In the first half of FY 2009, OIG reported exclusions of 1,415 individuals and organizations for fraud or abuse involving Federal health care programs and/or their beneficiaries; 293 criminal actions against individuals or organizations that engaged in crimes against HHS programs; and 243 civil actions, which include False Claims Act and unjust enrichment suits, Civil Monetary Penalties Law settlements, and administrative recoveries related to provider self-disclosure matters.

Significant OIG accomplishments during this period include the following:
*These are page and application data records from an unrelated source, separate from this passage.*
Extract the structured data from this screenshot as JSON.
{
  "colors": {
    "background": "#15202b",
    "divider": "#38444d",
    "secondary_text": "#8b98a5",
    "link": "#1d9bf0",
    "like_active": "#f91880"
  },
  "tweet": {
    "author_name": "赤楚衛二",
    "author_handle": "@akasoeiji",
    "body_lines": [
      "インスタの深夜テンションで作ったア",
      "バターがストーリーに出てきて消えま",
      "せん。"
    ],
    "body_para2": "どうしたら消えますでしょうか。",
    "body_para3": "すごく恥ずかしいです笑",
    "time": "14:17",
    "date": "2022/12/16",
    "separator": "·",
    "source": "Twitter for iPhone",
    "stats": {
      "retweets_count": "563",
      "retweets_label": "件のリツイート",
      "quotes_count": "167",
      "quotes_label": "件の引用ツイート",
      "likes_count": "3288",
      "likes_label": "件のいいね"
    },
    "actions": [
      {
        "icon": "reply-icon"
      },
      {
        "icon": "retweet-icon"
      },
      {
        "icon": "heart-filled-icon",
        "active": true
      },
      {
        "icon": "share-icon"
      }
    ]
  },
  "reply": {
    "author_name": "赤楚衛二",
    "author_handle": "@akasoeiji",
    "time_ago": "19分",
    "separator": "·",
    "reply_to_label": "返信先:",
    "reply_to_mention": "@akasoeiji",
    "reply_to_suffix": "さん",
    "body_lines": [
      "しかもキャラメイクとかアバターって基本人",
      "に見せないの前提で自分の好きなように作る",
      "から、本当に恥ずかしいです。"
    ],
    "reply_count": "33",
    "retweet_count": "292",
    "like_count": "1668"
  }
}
  • Eli Lilly and Company (Lilly), a drug manufacturer, agreed to plead guilty and pay approximately $1.4 billion to the Federal Government and participating States for promoting its antipsychotic drug Zyprexa for uses not approved by the Food and Drug Administration and not covered by Medicaid or other Federal programs. Lilly entered into a 5-year Corporate Integrity Agreement with OIG that includes provisions to increase the accountability of its Board of Directors and management.
  • Miami physician Ana Alvarez-Jacinto was sentenced to 30 years in prison and ordered, along with her codefendant, to pay more than $8.2 million in restitution in connection with an HIV infusion fraud scheme. At the Saint Jude Rehab Center, Inc., HIV-positive Medicare patients were paid cash kickbacks in exchange for allowing Alvarez-Jacinto to prescribe unnecessary infusion treatments. The case was brought by the Medicare Fraud Strike Force, a multiagency team of prosecutors and investigators that uses real-time analysis of Medicare billing data to assist in the identification, investigation, and prosecution of individuals and companies that have committed Medicare fraud.
  • Prevalence of Adverse Events and the Efforts To Reduce Them OIG issued four reports related to “adverse events” (harm to patients as a result of medical care) and “never events” (serious events, such as surgery on the wrong patient, that the National Quality Forum has deemed “should never occur in a health care setting”). Among other key findings, the reports show that as of December 2008, there was no national adverse event reporting system or any Federal standards regarding State adverse event reporting systems. Variations among the 26 States’ having adverse event reporting systems made their data unsuitable for use in the aggregate to identify national incidence and trends.
  • Handling of Conflicts of Interest and Ethics Issues at the Food and Drug Administration and the National Institutes of Health
    • FDA – In a review of disclosure of financial interests to FDA, OIG found that the agency did not have complete information about the financial interests of clinical investigators associated with the 118 marketing applications approved by the agency in FY 2007.
    • NIH – Of the allegations related to conflicts of interest and ethics violations received by NIH between January 1, 2006, and June 30, 2007, OIG found that the most common allegations involved employees’ failure to complete ethics training or ethics forms.
  • Improper Temporary Assistance for Needy Families Payments In its reviews of Temporary Assistance for Needy Families basic assistance payments for the year that ended March 31, 2007, OIG found that four States—Idaho, Minnesota, Pennsylvania, and Vermont—collectively claimed an estimated $30.5 million in improper payments.

To read the full Semiannual Report: http://oig.hhs.gov/publications/docs/semiannual/2009/semiannual_spring2009.pdf